Most of the earthquake videos I’ve ever seen on TV, if not all, are silent black and white, low resolution, high grain CCTV footage. There’s rocking, drawers rolling in and out of cupboards – you’ve all seen that sort of thing. And it doesn’t really reflect what I’ve experienced in earthquakes.
The video below is from the Haiti quake. The report which accompanied it stated that the girl and her family all survived. The quake starts suddenly, and rattles on for about 20 seconds. That’s all it takes, 20 seconds. The bed jumps a lot, but when you look at it, it’s hard not to wonder how such an apparently minor shaking can kills tens, if not hundreds, of thousands of people. I’ve been on more violent fairground rides.
Of course, the quake doesn’t kill people.
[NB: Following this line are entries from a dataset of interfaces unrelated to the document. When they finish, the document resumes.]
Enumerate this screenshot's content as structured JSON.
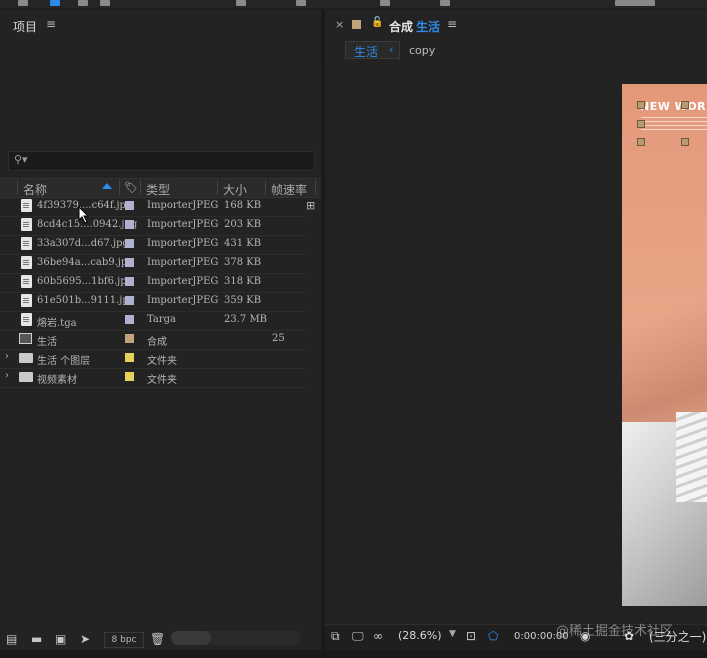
{
  "project_panel": {
    "title": "项目",
    "menu_icon": "hamburger-icon",
    "search_icon": "search-icon",
    "columns": {
      "name": "名称",
      "label_icon": "tag-icon",
      "type": "类型",
      "size": "大小",
      "fps": "帧速率"
    },
    "items": [
      {
        "name": "4f39379....c64f.jpg",
        "type": "ImporterJPEG",
        "size": "168 KB",
        "fps": "",
        "label_color": "#b0b0d0",
        "icon": "image-file-icon"
      },
      {
        "name": "8cd4c15....0942.jpg",
        "type": "ImporterJPEG",
        "size": "203 KB",
        "fps": "",
        "label_color": "#b0b0d0",
        "icon": "image-file-icon"
      },
      {
        "name": "33a307d...d67.jpg",
        "type": "ImporterJPEG",
        "size": "431 KB",
        "fps": "",
        "label_color": "#b0b0d0",
        "icon": "image-file-icon"
      },
      {
        "name": "36be94a...cab9.jpg",
        "type": "ImporterJPEG",
        "size": "378 KB",
        "fps": "",
        "label_color": "#b0b0d0",
        "icon": "image-file-icon"
      },
      {
        "name": "60b5695...1bf6.jpg",
        "type": "ImporterJPEG",
        "size": "318 KB",
        "fps": "",
        "label_color": "#b0b0d0",
        "icon": "image-file-icon"
      },
      {
        "name": "61e501b...9111.jpg",
        "type": "ImporterJPEG",
        "size": "359 KB",
        "fps": "",
        "label_color": "#b0b0d0",
        "icon": "image-file-icon"
      },
      {
        "name": "熔岩.tga",
        "type": "Targa",
        "size": "23.7 MB",
        "fps": "",
        "label_color": "#b0b0d0",
        "icon": "image-file-icon"
      },
      {
        "name": "生活",
        "type": "合成",
        "size": "",
        "fps": "25",
        "label_color": "#c2a47a",
        "icon": "composition-icon"
      },
      {
        "name": "生活 个图层",
        "type": "文件夹",
        "size": "",
        "fps": "",
        "label_color": "#e6d25a",
        "icon": "folder-icon"
      },
      {
        "name": "视频素材",
        "type": "文件夹",
        "size": "",
        "fps": "",
        "label_color": "#e6d25a",
        "icon": "folder-icon"
      }
    ],
    "footer": {
      "bpc": "8 bpc",
      "icons": [
        "interpret-footage-icon",
        "new-folder-icon",
        "new-composition-icon",
        "render-queue-icon",
        "trash-icon"
      ]
    }
  },
  "composition_panel": {
    "tab_prefix": "合成",
    "tab_name": "生活",
    "breadcrumb_active": "生活",
    "breadcrumb_other": "copy",
    "canvas_title": "NEW WORLD",
    "zoom": "(28.6%)",
    "timecode": "0:00:00:00",
    "resolution": "(三分之一)",
    "icons": [
      "close-icon",
      "lock-icon",
      "hamburger-icon",
      "region-of-interest-icon",
      "snapshot-icon",
      "show-channel-icon"
    ]
  },
  "watermark": "@稀土掘金技术社区",
  "colors": {
    "accent": "#2d8ceb",
    "panel_bg": "#232323",
    "canvas_top": "#e4987a"
  }
}
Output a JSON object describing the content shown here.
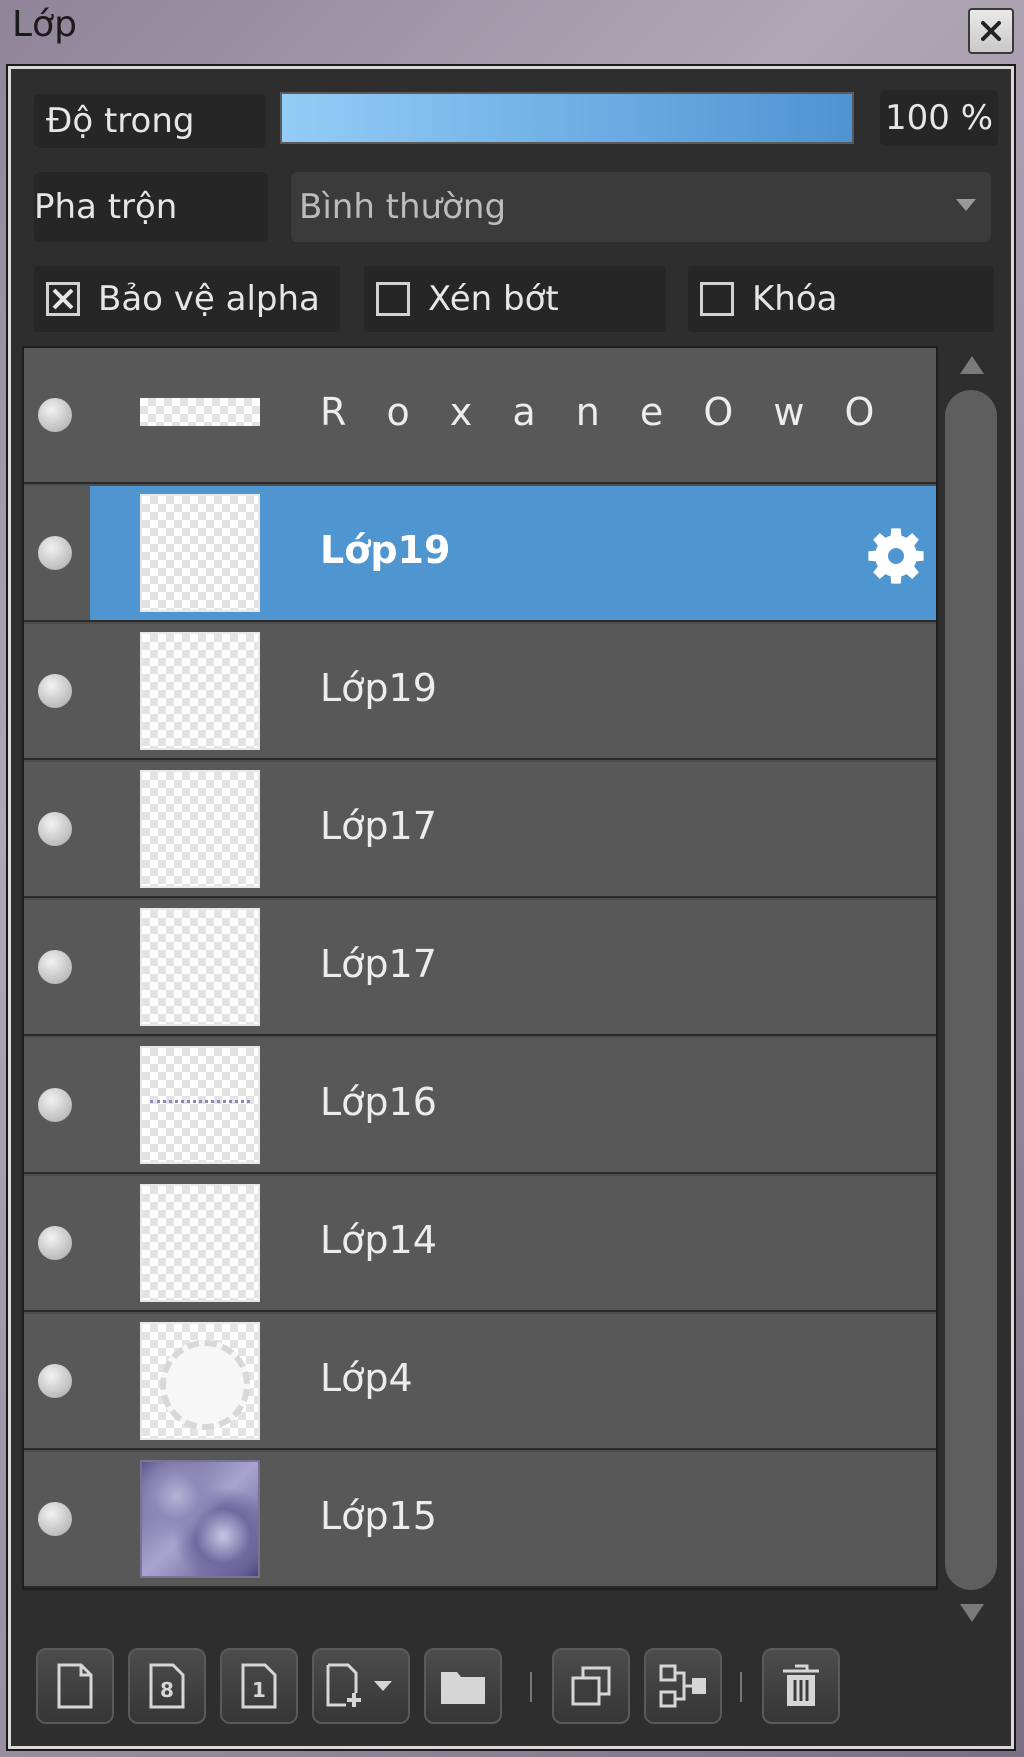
{
  "window": {
    "title": "Lớp"
  },
  "opacity": {
    "label": "Độ trong",
    "value": "100 %",
    "level": 1.0
  },
  "blend": {
    "label": "Pha trộn",
    "selected": "Bình thường"
  },
  "options": [
    {
      "label": "Bảo vệ alpha",
      "checked": true
    },
    {
      "label": "Xén bớt",
      "checked": false
    },
    {
      "label": "Khóa",
      "checked": false
    }
  ],
  "layers": [
    {
      "name": "R o x a n e O w O",
      "selected": false,
      "thumb": "banner"
    },
    {
      "name": "Lớp19",
      "selected": true,
      "thumb": "transparent"
    },
    {
      "name": "Lớp19",
      "selected": false,
      "thumb": "transparent"
    },
    {
      "name": "Lớp17",
      "selected": false,
      "thumb": "transparent"
    },
    {
      "name": "Lớp17",
      "selected": false,
      "thumb": "transparent"
    },
    {
      "name": "Lớp16",
      "selected": false,
      "thumb": "scribble"
    },
    {
      "name": "Lớp14",
      "selected": false,
      "thumb": "transparent"
    },
    {
      "name": "Lớp4",
      "selected": false,
      "thumb": "circle"
    },
    {
      "name": "Lớp15",
      "selected": false,
      "thumb": "photo"
    }
  ],
  "toolbar": {
    "buttons": [
      "new-layer-icon",
      "new-8bit-layer-icon",
      "new-1bit-layer-icon",
      "add-layer-menu-icon",
      "folder-icon",
      "duplicate-layer-icon",
      "merge-down-icon",
      "trash-icon"
    ]
  },
  "colors": {
    "accent": "#4f95cf",
    "panel": "#2e2e2e",
    "row": "#585858"
  }
}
Quakes bring down buildings, which are substantially less flexible and resistant to jolts than humans are, and they kill people. Earthquakes I’ve experienced have lasted anything from 10 seconds to about 40 seconds, with the most powerful being a 6.3. I think I mentioned that in a previous post. There was a little bit of shaking and rattling of furniture. The first I knew of it was when I realized that someone wasn’t leaning on the back of my sprung office chair. It was going back and forward by itself.
Then I noticed that the water in the turtle tank was sloshing quite vigorously from side to side. I grabbed the turts, put them into a bucket and headed out the front door, where the family and neighbours had gathered. About a half minute earlier. I’m told I shouldn’t have been waiting around to pick up the turts. They’re right. It takes 20 seconds to grab 10 turts. About the same time a quake takes to kill up to 200,000 people.
A lot of quakes are quite mild here. You might simply feel a little giddy, or drunk. Lose your balance just a tiny bit. It’s a weird feeling. If ever you’re here and you see people looking up at light fittings, which are swinging – you just lived through an earthquake. On the other hand, if you hear loud cracking noises….that’s the building you’re in taking the strain, and not dealing with it well. Get out. If it is a big one, that might be easier said than done. Quakes compress fixtures. Maybe the door you need to get through won’t open. That’s bad news in Mexico City where the alternative – the windows – are all barred for security.
The sound in this video is what counts. You can hear quakes. In the footage you can hear buildings collapsing. Then people screaming. Fortunately here, all I’ve heard is the hushed, excitable and concerned chatter of the neighbours. And then the earthquake siren, which comes on after the event more often than before it. Although, to its credit, it wailed a good 10 seconds before the 6.3 I mentioned earlier. To my discredit, when Paola told me the alarm was going, I told her not to worry about it, because out car doesn’t have an alarm…